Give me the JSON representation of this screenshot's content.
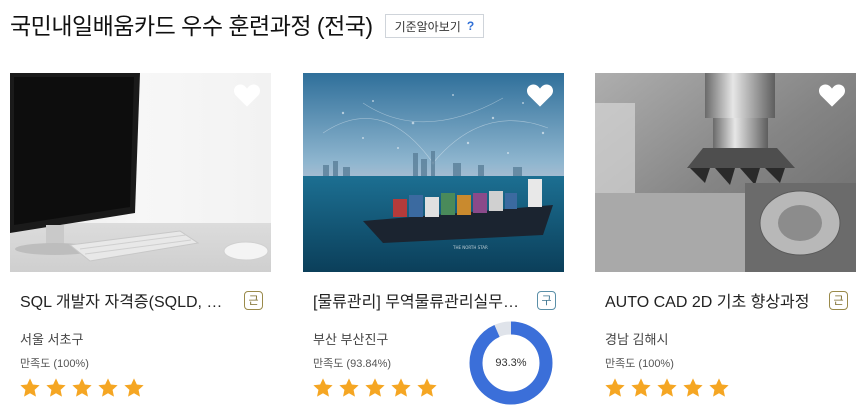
{
  "header": {
    "title": "국민내일배움카드 우수 훈련과정 (전국)",
    "criteria_button": "기준알아보기",
    "help_mark": "?"
  },
  "cards": [
    {
      "title": "SQL 개발자 자격증(SQLD, …",
      "badge": "근",
      "location": "서울 서초구",
      "satisfaction": "만족도 (100%)",
      "rating": 5,
      "image": "desktop-computer-keyboard-photo"
    },
    {
      "title": "[물류관리] 무역물류관리실무…",
      "badge": "구",
      "location": "부산 부산진구",
      "satisfaction": "만족도 (93.84%)",
      "rating": 5,
      "image": "container-ship-night-city-photo"
    },
    {
      "title": "AUTO CAD 2D 기초 향상과정",
      "badge": "근",
      "location": "경남 김해시",
      "satisfaction": "만족도 (100%)",
      "rating": 5,
      "image": "cnc-milling-machine-photo"
    }
  ],
  "donut": {
    "label": "93.3%",
    "fraction": 0.933,
    "color": "#3b6fd9",
    "track_color": "#dfe3ea"
  },
  "colors": {
    "star": "#f5a623",
    "heart": "#ffffff"
  },
  "icons": [
    "heart-icon",
    "star-icon",
    "help-icon"
  ]
}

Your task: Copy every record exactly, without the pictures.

Expected answer:
Give me the JSON representation of this screenshot's content.
{
  "header": {
    "title": "국민내일배움카드 우수 훈련과정 (전국)",
    "criteria_button": "기준알아보기",
    "help_mark": "?"
  },
  "cards": [
    {
      "title": "SQL 개발자 자격증(SQLD, …",
      "badge": "근",
      "location": "서울 서초구",
      "satisfaction": "만족도 (100%)",
      "rating": 5,
      "image": "desktop-computer-keyboard-photo"
    },
    {
      "title": "[물류관리] 무역물류관리실무…",
      "badge": "구",
      "location": "부산 부산진구",
      "satisfaction": "만족도 (93.84%)",
      "rating": 5,
      "image": "container-ship-night-city-photo"
    },
    {
      "title": "AUTO CAD 2D 기초 향상과정",
      "badge": "근",
      "location": "경남 김해시",
      "satisfaction": "만족도 (100%)",
      "rating": 5,
      "image": "cnc-milling-machine-photo"
    }
  ],
  "donut": {
    "label": "93.3%",
    "fraction": 0.933,
    "color": "#3b6fd9",
    "track_color": "#dfe3ea"
  },
  "colors": {
    "star": "#f5a623",
    "heart": "#ffffff"
  },
  "icons": [
    "heart-icon",
    "star-icon",
    "help-icon"
  ]
}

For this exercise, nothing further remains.